Video Game Tax Proposed By Rhode Island Representative Following Florida’s Mass Shooting
The recent mass shooting at Stoneman Douglas High School in Parkland, Florida claimed the lives of 17 individuals. In the wake of the tragic event, discussions concerning mental health and gun control began to rise once more. As the country continues to search for answers, many have begun to shift the blame towards video games, with even the United States’ President voicing concerns. Representative of Rhode Island, Robert Nardolillo, has gone one step further by proposing a video game tax on violent titles.
For years video games have been blamed for countless acts which the masses can’t even begin to comprehend. The Governor of Kentucky recently laid active blame on video games for the recent shooting, and now Nardolillo, sharing a similar notion, is introducing a new legislation that will require games with an ESRB rating of “Mature” or higher to have a raised tax rate. Shooters such as Grand Theft Auto, Call of Duty, Battlefield, Red Dead, PUBG, and more would all fall under this new legislation, in addition to horror titles and other miscellaneous game types. Nardolillo has stated the tax would be used for “counseling, mental health programs and other conflict resolution activities.”
The full proposal was posted to Facebook, which can also be seen below:
The proposal also states that the goal for the tax would be to keep schools safe, providing a “calm place for students to learn” which ultimately should be the goal for everyone. There continues to be substantial division in the wake of the recent bold statements being made. Game developers and players alike continue to be vocal about their thoughts on being held accountable for tragedies that occur. With various conflicting studies on the subjects of video games and their correlation to violent behavior, the industry continues to be a focal point for blame.
There are motions in place to prevent retailers from selling Mature titles to those under 17 without a parent or guardian present, however that appears to be a stepping stone for future policy changes. For now, all we can do is wait to see if the proposal passes and figure out what the next step should be. Let us know your thoughts on the proposed video game tax and more in the comments section below. As always, don’t forget to follow Don’t Feed the Gamers on Twitter for 24/7 coverage of all things gaming and entertainment.
To read more on a recent study pertaining to video games and correlations to violence, you can check out more on the subject here.
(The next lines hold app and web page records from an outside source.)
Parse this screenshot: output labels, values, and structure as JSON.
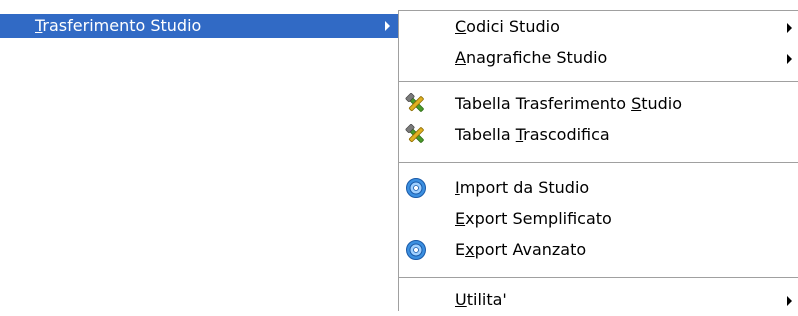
{
  "parent_menu": {
    "item": {
      "label_pre": "",
      "label_accel": "T",
      "label_post": "rasferimento Studio"
    }
  },
  "submenu": {
    "items": [
      {
        "label_pre": "",
        "label_accel": "C",
        "label_post": "odici Studio",
        "icon": null,
        "has_submenu": true
      },
      {
        "label_pre": "",
        "label_accel": "A",
        "label_post": "nagrafiche Studio",
        "icon": null,
        "has_submenu": true
      },
      {
        "label_pre": "Tabella Trasferimento ",
        "label_accel": "S",
        "label_post": "tudio",
        "icon": "tools-icon",
        "has_submenu": false
      },
      {
        "label_pre": "Tabella ",
        "label_accel": "T",
        "label_post": "rascodifica",
        "icon": "tools-icon",
        "has_submenu": false
      },
      {
        "label_pre": "",
        "label_accel": "I",
        "label_post": "mport da Studio",
        "icon": "gear-icon",
        "has_submenu": false
      },
      {
        "label_pre": "",
        "label_accel": "E",
        "label_post": "xport Semplificato",
        "icon": null,
        "has_submenu": false
      },
      {
        "label_pre": "E",
        "label_accel": "x",
        "label_post": "port Avanzato",
        "icon": "gear-icon",
        "has_submenu": false
      },
      {
        "label_pre": "",
        "label_accel": "U",
        "label_post": "tilita'",
        "icon": null,
        "has_submenu": true
      }
    ]
  },
  "colors": {
    "highlight": "#316ac5",
    "highlight_text": "#ffffff",
    "separator": "#a0a0a0",
    "menu_background": "#ffffff",
    "gear_blue": "#3b8fe0",
    "tool_green": "#4a9a2a",
    "tool_yellow": "#e0b020"
  }
}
Chris Calles585 Posts
Known as "Stash" or Yippee Calles. He's a student of everything, avid adrenaline junkie, and creator of random things. When he's not delving into a game, book, or movie - He's out teaching himself new things or taking part in some pretty epic adventures. You can find him on Facebook, Twitter, Instagram and Tumblr.